_Description of the task_:
Copy all lines in the data that contain the string "name".

Page and application data records
━━━━━━

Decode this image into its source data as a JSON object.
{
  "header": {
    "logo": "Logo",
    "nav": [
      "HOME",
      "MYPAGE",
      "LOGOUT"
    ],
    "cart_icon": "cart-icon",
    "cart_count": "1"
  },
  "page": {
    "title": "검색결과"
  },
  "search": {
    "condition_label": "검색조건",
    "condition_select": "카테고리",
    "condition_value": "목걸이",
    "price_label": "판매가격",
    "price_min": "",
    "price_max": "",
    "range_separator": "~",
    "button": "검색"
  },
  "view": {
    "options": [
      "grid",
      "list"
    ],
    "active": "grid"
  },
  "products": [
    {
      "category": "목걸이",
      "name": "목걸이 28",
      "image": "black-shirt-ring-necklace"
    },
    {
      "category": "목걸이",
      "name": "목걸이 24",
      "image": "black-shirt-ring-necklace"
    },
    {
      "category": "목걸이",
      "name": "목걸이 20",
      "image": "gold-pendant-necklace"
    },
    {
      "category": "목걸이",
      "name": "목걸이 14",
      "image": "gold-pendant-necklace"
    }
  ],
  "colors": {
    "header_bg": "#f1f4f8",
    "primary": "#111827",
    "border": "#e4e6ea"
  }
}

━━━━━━

_Solution to this exercise_:
      "name": "목걸이 28",
      "name": "목걸이 24",
      "name": "목걸이 20",
      "name": "목걸이 14",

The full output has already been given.